From the time of the Fathers of the Church up to the Middle Ages we find explicit reference to the freedom of Mary from sin from the first moment of her conception. The Eastern Church as early as the second half of the 7th Century celebrated the feast of the Immaculate Conception under the title "Conception of Saint Anne."

In the Western Church the feast was first celebrated in Ireland. By 840 the feast was also celebrated in Italy and Spain. Pope Pius V in 1567 condemned Baius for holding that "no one but Christ was without original sin, and therefore the Blessed Virgin Mary died in consequence of the sin contracted through Adam, and endured affliction in this life, like the rest of the just, as punishment for actual and original sin." (The Catholic Catechism, JA Hardon at 154). In the following year the great Dominican Pope extended the Feast of the Immaculate Conception to the Universal Church and made it a holy day of obligation. Although still considered one the most important feasts of Our Lady it is not a holy day of obligation in Australia.

Pope Pius IX on 8 December 1854 issued the Apostolic Letter Ineffabilis Deus in which he defined as an article of Catholic Faith infallibly the doctrine of the Immaculate Conception. Pius IX condensed the definition into the following single paragraph:

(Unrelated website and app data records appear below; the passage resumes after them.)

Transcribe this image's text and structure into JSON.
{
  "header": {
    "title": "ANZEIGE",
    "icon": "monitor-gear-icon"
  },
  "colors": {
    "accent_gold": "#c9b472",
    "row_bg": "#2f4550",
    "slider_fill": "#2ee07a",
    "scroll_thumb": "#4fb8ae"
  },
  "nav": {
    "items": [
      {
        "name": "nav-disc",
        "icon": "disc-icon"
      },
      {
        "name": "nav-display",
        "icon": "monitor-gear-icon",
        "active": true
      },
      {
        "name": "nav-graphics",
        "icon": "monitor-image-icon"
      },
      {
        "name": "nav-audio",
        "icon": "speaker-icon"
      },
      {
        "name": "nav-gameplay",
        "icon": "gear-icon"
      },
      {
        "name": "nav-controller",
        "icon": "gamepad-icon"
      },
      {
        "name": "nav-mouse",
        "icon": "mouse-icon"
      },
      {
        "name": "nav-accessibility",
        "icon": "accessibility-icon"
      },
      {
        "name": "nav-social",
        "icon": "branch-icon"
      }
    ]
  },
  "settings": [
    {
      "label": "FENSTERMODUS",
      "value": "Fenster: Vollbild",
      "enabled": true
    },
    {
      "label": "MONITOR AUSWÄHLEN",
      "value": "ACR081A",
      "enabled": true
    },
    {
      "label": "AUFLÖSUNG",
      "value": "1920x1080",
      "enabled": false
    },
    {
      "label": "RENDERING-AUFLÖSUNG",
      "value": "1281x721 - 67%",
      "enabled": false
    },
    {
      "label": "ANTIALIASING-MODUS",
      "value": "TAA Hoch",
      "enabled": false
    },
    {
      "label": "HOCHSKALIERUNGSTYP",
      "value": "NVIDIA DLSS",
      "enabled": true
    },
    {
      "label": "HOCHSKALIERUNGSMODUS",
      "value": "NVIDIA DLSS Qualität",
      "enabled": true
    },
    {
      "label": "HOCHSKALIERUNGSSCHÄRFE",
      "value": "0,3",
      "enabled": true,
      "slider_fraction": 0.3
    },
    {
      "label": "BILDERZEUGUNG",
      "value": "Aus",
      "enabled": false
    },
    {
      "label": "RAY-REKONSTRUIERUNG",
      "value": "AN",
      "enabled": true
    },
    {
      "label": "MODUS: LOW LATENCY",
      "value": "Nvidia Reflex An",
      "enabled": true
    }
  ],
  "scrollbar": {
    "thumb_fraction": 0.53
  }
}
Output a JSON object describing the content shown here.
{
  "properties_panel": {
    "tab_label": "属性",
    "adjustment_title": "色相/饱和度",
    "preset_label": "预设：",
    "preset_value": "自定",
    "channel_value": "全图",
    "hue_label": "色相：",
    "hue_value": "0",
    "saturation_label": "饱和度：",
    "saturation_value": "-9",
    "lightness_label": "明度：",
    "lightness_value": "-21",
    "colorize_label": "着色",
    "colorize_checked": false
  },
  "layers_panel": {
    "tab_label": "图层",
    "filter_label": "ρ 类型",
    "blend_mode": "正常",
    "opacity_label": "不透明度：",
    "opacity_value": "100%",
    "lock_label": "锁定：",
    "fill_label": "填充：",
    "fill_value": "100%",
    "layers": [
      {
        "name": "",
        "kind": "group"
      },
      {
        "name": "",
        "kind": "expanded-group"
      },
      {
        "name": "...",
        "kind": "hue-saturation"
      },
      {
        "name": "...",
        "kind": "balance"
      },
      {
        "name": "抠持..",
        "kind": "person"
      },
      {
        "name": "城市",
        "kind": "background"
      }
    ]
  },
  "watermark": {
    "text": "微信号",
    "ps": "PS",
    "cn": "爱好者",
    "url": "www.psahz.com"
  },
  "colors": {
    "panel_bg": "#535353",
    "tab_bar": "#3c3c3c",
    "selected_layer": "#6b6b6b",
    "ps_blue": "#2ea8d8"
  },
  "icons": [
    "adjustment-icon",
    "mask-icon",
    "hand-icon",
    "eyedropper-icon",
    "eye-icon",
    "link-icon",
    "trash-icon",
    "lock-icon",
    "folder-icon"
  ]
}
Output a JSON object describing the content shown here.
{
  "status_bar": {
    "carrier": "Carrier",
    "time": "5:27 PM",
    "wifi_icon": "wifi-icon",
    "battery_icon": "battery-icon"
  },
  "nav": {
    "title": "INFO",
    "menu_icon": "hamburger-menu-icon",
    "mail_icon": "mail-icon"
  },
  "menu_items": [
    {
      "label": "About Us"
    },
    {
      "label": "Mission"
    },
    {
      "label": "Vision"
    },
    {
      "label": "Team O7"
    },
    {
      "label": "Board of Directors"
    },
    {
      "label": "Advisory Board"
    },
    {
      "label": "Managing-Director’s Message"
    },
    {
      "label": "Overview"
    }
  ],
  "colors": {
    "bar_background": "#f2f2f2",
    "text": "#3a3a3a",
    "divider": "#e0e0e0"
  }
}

"To the honour of the holy and undivided Trinity, to the glory and adornment of the Virgin Mother of God, to the exaltation of the Catholic faith, and the increase of the Catholic religion, We, by the authority of Jesus Christ, Our Lord, of the Blessed Apostles, Peter and Paul and by Our Own, declare, pronounce, and define that the doctrine which holds that the Blessed Virgin Mary, at the instant of her conception, by a singular privilege and grace of the omnipotent God, in consideration of the merits of Jesus Christ, the Saviour of mankind was preserved free from all stain of original sin, has been revealed by God, and therefore to be firmly and constantly believed by all the faithful."

Shortly after this dogma was defined Our Lady appeared to Bernadette Soubirous at Lourdes in 1858 and described herself as the Immaculate Conception.


This pious practice developed because of Our Lady's apparitions at Fatima. Besides the practice of the First Saturdays, Masses on each Saturday are frequently offered in honour of the Virgin Mary in reparation for sins.

On August 13, 1990, L'Osservatore Romano, the Vatican Newspaper, printed a picture of Pope John Paul II kneeling in prayer above the courtyard of his villa in Castel Gandolfo. The caption read " . . . As is his custom, the pope led the recitation of the First Saturday Rosary with crowds gathered in the courtyard below . . ."